Therefore, this exhibition is not only aimed at providing viewers with the access to and gain better understanding of how people in the Deep South are living, but we also expect the audience to be able to reconsider and realize the conflict and violence happening around us—at local, social and national levels— that we may neglect the genuine source of the issue, dreaded only by fear and hatred. Each dispute is often deliberately created by authorities or rulers, with the aim to cause turbulence, disaffection and discord among us — the commoners. Consequently, it can cause us mental and ideological weakness, as well as loss of social conscience, until we are easily manipulated to follow the direction of their distorted social values, at last.

The Enmeshed

10 January 2019 - 31 January 2019
A+ Works of Art

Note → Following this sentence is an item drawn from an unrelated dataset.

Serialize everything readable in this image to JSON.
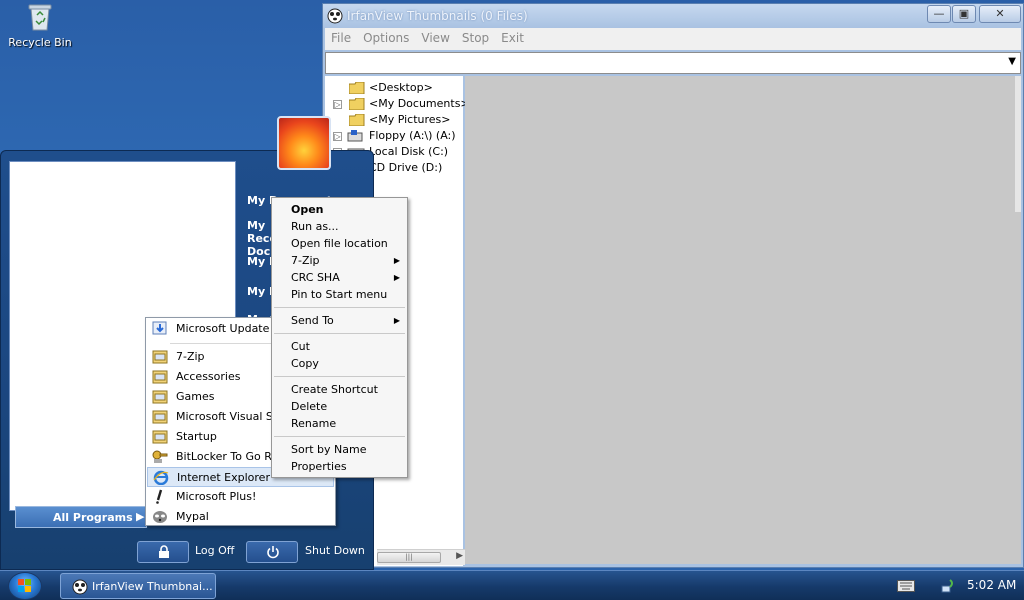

A+ Works of Art is proud to present The Enmeshed, a group exhibition showcasing five Thai artists, Marnee Maelae, Samak Kosem, Anuwat Apimukmongkon, Ahama Sa-I and Amru Thaisnit, curated by Penwadee Nophaket Manont. 


Through photography, installation and video, The Enmeshed portrays a diversity of personal perspectives from artists living in the Deep South of Thailand — Pattani, Yala and Narathiwas — three places that have been stereotyped by the violence and unrest that has plagued the area and its people. 


While images of bombings and criminal activity around the border between Thailand and Malaysia may be the staple of mainstream media coverage, these images barely offer a glimpse into the everyday lives of the region’s inhabitants.


An anthropologist, Samak Kosem, in his short documentary film, attempts to depict the experience of alienation and exclusion felt by the minority community of Muslim Thais. His film juxtaposes narratives from the Deep South with those from the rest of Thailand, by examining the journey of sheep fated for sacrifice. While the killing of animals for food is common throughout the whole country, Samak’s film reveals how the Islamic ritual slaughter of sheep has been stigmatised.


Anuwat Apimukmongkon captures images of the daily life of his friend Banglee. Openly bisexual, Banglee is often cast as an “other” in Thai society. Anuwat’s photographs are overlaid with lyrics of propagandistic songs, familiar tunes that exude nationalist pride and call for a sense of unity. Through these images, the artists explores the tensions between nationalism and the nation’s ability or inability to accept the other.


Amru Thaisnit draws from personal experience to create an installation based on the passing of his own relatives and friends because of the civil unrest in the region. Digging shallow graves in the shapes of bullets, Thaisnit provokes the viewer to go beyond reacting abstractly to the images of more violence, inviting us to contemplate the deaths of real individuals from Nathariwat on a visceral level. 


In a more hopeful light, artists Marnee Maelae and Ahama Sa-l use their respective practices to explore themes beyond the strife and tragedy. Ahama, through the traditional practice of batik, which is common throughout the southernmost parts of Thailand, creates pieces which make the case for the concept of beauty as being central to the universe. Marnee’s fabrics drape languidly across the gallery, and are supported by Arabic text that scrolls along the perpendicular walls; the pairing suggest waves that are symbolic of time and change, and how prayer in Islam expresses time and change.

The Enmeshed